Today's Lithium Ion batteries continue to move forward in energy density, and are powering and enabling much modern electronic gear, like your cell phone, and of course your ebike. Your ebike’s mileage range depends on your battery's capacity, rated in Amp (or Watt hours where amps times volts = watt hours), and then on a variety of rider variables and riding habits. Under normal conditions, on flat and paved terrain, and on a medium power setting, the average rider can expect to travel around 20 miles on a full charge, without much pedaling. With pedaling, and using the power as an assist, the rider can use less power than just with the throttle alone, and can achieve perhaps thirty to fifty miles - model and rider dependent. Without pedaling, extra battery power will be consumed during frequent braking and starting, riding uphill, riding against strong winds, riding with low tire pressure, starting from a standstill and using only the throttle, riding on rough or muddy roads and trails, and while carrying or pulling heavy loads.
Here is a small tip list to help you extend your battery range:
- With frequent braking - try to look ahead and coast, rather than “stopping and going".
- Riding uphill or in stiff winds – shift the gears down, and pedal to supplement the battery power.
- When starting from a standstill - use the pedals to help bring you up to speed.
- When battery voltage is low, reduce or turn off power and switch to manual pedaling mode.
- Do not push the throttle suddenly - ramp it up. The bike should accelerate slowly, reducing consumption and risk of damage to the electrical system. It is better to use the pedals and avoid sudden stops and startups.
- When riding, avoid using the throttle while braking (of course!).
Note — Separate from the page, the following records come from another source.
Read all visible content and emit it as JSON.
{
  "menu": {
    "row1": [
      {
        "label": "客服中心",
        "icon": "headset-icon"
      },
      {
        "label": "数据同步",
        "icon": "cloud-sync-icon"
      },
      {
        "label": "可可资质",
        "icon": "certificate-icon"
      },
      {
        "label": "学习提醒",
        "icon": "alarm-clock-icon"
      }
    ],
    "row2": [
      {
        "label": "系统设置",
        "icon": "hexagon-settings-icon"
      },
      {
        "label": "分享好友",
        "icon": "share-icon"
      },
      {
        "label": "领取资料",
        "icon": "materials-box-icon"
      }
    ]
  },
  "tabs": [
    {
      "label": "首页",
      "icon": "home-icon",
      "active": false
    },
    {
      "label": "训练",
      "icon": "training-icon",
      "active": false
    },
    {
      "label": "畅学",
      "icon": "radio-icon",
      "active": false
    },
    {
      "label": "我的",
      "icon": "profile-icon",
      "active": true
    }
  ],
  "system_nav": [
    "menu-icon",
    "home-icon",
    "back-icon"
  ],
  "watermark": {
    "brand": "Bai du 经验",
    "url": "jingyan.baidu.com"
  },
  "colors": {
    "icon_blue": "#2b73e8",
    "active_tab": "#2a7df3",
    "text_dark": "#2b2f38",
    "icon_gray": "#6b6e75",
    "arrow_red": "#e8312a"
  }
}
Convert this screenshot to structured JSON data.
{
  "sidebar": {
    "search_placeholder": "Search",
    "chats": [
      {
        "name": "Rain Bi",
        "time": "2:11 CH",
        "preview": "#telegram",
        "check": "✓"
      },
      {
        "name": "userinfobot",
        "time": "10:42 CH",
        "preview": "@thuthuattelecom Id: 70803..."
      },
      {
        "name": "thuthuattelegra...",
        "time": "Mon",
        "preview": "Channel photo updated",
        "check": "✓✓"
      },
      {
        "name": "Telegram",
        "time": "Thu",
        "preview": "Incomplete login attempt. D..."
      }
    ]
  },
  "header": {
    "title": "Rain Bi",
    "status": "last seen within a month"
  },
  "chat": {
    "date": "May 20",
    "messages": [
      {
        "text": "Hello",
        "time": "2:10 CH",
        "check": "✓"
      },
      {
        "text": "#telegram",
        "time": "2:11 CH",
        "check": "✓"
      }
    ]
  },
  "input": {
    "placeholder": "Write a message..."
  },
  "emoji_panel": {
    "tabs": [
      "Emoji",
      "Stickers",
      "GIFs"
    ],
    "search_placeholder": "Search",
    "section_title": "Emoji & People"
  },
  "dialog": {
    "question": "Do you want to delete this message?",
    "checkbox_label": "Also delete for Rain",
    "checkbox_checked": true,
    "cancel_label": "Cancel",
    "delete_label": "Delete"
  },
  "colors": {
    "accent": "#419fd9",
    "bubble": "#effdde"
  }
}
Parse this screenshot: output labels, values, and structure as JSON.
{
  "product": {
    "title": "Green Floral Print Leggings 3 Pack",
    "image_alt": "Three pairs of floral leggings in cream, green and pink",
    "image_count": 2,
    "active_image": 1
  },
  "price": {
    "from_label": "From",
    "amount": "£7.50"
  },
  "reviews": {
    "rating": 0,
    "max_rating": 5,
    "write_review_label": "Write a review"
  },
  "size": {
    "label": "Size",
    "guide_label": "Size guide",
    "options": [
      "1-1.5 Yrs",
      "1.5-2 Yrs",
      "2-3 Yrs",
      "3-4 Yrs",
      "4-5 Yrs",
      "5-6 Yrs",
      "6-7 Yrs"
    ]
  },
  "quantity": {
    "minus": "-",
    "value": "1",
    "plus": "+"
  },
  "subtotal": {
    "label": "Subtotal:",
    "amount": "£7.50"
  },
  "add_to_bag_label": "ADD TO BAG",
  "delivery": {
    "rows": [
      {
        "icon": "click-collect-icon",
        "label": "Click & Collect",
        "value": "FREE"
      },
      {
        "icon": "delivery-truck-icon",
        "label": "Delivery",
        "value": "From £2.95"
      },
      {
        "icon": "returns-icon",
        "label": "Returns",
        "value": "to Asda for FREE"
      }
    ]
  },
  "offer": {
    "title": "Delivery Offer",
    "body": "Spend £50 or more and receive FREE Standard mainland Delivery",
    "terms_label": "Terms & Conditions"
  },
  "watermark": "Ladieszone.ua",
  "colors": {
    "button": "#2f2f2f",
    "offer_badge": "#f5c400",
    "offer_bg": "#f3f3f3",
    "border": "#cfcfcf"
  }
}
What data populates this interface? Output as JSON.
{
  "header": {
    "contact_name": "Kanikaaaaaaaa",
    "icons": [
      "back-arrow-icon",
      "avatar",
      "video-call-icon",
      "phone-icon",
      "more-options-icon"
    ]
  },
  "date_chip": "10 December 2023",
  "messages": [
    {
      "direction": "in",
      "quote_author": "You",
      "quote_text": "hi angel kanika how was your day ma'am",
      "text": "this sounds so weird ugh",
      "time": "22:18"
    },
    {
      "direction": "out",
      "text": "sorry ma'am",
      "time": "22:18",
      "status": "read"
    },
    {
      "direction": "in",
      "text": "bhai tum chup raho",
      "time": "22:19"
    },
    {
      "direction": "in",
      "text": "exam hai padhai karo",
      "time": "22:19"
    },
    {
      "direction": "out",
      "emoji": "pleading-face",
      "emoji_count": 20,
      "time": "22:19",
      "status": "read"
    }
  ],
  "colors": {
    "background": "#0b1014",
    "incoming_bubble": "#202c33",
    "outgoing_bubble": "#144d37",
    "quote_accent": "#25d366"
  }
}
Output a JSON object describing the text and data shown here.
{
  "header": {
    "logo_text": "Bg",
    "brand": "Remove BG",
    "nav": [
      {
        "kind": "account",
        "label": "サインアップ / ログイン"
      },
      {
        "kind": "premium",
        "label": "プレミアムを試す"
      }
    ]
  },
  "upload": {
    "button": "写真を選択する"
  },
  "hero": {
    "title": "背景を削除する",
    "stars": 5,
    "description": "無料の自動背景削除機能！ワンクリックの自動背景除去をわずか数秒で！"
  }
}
- The bike's controller has a charge overload protection system. If the bike is overloaded or overheated, power will be cut automatically and restored when it's temperature returns to normal.